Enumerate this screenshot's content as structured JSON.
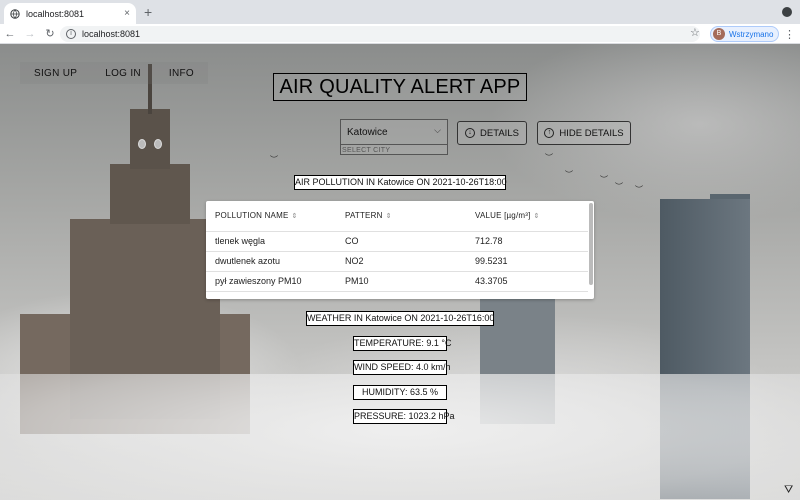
{
  "browser": {
    "tab_title": "localhost:8081",
    "tab_close": "×",
    "new_tab": "+",
    "back": "←",
    "forward": "→",
    "reload": "↻",
    "url": "localhost:8081",
    "star": "☆",
    "profile_initial": "B",
    "profile_label": "Wstrzymano",
    "menu": "⋮"
  },
  "nav": {
    "items": [
      "SIGN UP",
      "LOG IN",
      "INFO"
    ]
  },
  "title": "AIR QUALITY ALERT APP",
  "city_select": {
    "value": "Katowice",
    "label": "SELECT CITY",
    "chevron": "⌵"
  },
  "buttons": {
    "details": "DETAILS",
    "hide_details": "HIDE DETAILS",
    "details_icon": "↓",
    "hide_icon": "↑"
  },
  "air_pollution_label": "AIR POLLUTION IN Katowice ON 2021-10-26T18:00",
  "table": {
    "headers": [
      "POLLUTION NAME",
      "PATTERN",
      "VALUE [µg/m³]"
    ],
    "sort_icon": "⇕",
    "rows": [
      [
        "tlenek węgla",
        "CO",
        "712.78"
      ],
      [
        "dwutlenek azotu",
        "NO2",
        "99.5231"
      ],
      [
        "pył zawieszony PM10",
        "PM10",
        "43.3705"
      ]
    ]
  },
  "weather_label": "WEATHER IN Katowice ON 2021-10-26T16:00",
  "weather": {
    "temperature": "TEMPERATURE: 9.1 °C",
    "wind": "WIND SPEED: 4.0 km/h",
    "humidity": "HUMIDITY: 63.5 %",
    "pressure": "PRESSURE: 1023.2 hPa"
  },
  "icons": {
    "filter": "⛛",
    "bird": "︶"
  }
}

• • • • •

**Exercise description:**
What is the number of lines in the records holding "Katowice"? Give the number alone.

**Response for this exercise:**
3